Exercise prompt:
Whenever a line carries the word "日历全功能演示", pull it out of the entries.

[[ Data extracts open ]]

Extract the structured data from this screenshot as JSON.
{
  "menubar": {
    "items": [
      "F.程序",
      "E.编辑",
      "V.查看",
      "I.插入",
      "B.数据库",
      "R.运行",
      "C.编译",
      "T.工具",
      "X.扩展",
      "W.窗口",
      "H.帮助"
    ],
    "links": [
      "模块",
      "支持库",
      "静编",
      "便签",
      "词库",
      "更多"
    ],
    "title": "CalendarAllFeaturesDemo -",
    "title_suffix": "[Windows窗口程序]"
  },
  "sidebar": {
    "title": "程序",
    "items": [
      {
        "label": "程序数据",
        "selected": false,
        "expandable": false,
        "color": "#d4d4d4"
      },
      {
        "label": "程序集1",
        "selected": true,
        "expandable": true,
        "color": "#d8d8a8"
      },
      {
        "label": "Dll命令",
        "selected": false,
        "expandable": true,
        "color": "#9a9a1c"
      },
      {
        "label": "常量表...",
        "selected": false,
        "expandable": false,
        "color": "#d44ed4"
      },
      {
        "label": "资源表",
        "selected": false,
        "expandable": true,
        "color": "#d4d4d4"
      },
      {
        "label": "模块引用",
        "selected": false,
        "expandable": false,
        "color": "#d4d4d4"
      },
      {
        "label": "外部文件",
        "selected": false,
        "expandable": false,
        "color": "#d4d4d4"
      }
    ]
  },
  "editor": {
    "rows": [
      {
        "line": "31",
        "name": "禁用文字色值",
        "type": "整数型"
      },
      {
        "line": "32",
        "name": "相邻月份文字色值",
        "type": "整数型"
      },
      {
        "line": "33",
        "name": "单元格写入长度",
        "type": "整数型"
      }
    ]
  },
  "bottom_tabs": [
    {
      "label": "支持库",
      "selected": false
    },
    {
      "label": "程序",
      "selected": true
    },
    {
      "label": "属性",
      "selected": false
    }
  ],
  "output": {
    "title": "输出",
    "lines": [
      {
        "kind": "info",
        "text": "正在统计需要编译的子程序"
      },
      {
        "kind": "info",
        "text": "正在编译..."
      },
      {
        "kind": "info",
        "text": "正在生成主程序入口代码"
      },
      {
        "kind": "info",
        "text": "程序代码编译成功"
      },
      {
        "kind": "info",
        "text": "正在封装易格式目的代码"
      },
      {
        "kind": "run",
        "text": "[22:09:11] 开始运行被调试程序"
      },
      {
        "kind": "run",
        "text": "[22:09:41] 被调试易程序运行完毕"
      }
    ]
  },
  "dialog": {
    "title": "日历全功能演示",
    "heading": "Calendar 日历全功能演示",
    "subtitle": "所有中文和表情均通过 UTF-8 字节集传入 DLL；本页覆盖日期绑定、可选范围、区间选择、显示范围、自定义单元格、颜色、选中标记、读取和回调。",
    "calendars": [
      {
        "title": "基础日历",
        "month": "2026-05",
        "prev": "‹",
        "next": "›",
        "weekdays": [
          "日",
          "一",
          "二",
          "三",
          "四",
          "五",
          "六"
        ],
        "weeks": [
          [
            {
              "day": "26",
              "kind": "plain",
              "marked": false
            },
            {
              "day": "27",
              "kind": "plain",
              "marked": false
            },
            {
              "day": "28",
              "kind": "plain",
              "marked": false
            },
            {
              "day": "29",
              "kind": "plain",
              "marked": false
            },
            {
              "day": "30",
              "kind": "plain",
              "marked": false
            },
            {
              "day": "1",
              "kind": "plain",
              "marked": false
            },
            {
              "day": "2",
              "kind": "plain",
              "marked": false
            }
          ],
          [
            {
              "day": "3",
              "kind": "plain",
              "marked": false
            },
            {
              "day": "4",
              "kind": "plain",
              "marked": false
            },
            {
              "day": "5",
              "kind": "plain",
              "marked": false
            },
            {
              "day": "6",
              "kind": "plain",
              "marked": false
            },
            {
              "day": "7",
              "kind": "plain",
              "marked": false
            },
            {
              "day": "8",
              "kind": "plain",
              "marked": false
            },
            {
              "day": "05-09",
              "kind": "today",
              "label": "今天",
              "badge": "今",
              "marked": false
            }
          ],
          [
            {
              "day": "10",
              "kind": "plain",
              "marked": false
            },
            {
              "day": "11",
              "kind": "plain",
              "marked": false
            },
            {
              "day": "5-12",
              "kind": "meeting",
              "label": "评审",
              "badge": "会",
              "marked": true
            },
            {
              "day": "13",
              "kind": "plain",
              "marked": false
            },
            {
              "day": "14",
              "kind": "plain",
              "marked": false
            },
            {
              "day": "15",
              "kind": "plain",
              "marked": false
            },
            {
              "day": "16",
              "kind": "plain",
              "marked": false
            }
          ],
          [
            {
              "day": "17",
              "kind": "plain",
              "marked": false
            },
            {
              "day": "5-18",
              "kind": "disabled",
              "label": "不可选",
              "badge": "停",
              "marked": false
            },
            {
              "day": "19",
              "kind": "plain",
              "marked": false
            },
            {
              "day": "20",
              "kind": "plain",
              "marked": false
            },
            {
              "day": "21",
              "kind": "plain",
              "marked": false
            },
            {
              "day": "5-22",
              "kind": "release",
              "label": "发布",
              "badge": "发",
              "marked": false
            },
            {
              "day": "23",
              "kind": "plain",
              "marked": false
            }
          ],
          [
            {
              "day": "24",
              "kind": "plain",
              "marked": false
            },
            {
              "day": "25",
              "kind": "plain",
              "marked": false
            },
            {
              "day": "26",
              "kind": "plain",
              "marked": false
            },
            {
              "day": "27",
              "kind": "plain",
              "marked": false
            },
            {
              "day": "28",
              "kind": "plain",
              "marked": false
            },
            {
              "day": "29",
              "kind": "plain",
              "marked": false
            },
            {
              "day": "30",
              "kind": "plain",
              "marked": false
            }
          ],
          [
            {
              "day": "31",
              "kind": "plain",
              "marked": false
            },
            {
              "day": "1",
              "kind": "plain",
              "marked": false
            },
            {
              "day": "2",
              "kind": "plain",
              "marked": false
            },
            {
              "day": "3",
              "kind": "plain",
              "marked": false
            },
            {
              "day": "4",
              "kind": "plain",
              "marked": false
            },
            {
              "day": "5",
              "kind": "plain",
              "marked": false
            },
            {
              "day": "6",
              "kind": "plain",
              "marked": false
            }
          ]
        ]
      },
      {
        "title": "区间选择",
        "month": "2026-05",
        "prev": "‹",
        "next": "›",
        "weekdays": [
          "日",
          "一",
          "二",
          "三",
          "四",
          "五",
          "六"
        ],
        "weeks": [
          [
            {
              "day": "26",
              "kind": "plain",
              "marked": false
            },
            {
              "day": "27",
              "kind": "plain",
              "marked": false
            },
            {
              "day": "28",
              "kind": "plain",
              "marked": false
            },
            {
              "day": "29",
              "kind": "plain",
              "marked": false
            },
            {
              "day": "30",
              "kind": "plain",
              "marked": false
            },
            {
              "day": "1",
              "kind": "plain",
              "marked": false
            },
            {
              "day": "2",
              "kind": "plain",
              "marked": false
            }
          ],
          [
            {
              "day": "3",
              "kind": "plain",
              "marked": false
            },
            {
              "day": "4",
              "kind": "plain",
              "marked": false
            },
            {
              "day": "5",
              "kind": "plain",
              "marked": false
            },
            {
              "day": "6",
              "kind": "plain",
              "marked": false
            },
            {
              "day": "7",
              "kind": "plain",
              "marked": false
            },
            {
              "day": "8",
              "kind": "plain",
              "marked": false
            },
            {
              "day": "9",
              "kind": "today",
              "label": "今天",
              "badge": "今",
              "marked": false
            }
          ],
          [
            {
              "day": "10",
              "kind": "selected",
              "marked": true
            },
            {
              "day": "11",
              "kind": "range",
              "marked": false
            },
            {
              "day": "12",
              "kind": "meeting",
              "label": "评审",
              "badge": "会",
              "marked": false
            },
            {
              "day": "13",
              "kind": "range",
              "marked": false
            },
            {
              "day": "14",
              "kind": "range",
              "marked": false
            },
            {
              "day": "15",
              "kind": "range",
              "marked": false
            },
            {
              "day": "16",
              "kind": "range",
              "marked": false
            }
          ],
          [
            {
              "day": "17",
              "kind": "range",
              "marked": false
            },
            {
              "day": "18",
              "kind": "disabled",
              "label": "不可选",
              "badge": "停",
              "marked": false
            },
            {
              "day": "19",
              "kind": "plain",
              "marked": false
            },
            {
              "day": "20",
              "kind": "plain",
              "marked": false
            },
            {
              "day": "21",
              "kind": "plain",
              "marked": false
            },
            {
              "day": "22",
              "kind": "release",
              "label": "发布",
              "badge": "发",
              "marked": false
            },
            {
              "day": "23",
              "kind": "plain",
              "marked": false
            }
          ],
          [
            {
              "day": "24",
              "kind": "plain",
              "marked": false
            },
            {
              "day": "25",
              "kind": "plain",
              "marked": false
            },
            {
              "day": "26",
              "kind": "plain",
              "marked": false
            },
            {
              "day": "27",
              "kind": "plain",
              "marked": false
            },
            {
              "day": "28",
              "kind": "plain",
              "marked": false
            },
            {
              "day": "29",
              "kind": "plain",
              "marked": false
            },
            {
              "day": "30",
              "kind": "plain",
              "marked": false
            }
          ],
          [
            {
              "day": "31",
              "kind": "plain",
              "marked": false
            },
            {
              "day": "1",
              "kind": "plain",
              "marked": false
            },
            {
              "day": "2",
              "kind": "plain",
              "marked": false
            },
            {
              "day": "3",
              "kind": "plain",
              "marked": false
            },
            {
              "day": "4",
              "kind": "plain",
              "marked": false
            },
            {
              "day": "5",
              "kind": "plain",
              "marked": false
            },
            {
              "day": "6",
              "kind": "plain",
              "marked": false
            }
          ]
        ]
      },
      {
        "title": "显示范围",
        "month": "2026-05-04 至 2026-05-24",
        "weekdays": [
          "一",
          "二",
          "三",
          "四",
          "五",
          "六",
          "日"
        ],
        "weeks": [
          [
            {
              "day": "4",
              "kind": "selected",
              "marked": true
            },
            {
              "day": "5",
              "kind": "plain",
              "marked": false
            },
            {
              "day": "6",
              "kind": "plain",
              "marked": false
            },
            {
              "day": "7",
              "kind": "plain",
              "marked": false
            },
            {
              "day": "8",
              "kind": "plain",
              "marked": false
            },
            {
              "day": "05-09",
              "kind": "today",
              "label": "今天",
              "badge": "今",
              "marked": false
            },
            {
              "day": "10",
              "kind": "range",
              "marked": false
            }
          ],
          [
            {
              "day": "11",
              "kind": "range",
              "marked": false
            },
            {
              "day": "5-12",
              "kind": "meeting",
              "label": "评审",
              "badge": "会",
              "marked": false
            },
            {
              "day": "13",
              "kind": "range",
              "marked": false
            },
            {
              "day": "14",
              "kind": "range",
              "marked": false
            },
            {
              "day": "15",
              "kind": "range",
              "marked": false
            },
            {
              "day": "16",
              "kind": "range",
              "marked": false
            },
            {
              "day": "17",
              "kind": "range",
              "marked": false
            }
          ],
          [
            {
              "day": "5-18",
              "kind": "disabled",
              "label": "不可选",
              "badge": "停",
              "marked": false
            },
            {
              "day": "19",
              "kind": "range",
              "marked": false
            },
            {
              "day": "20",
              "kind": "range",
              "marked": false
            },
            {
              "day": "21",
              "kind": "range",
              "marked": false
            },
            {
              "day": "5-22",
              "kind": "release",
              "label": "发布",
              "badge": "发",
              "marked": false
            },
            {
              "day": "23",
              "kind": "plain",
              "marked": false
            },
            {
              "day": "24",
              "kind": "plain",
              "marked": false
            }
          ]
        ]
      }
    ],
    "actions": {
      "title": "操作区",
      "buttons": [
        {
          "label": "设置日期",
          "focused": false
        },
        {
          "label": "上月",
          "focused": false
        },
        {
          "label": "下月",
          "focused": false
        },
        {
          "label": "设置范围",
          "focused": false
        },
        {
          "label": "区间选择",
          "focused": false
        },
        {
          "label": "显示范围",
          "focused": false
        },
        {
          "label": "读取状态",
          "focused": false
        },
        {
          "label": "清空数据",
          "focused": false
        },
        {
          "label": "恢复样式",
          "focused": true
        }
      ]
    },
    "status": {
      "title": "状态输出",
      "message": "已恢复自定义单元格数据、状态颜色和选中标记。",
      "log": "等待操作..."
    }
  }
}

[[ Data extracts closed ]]

Answer to this task:
    "title": "日历全功能演示",
    "heading": "Calendar 日历全功能演示",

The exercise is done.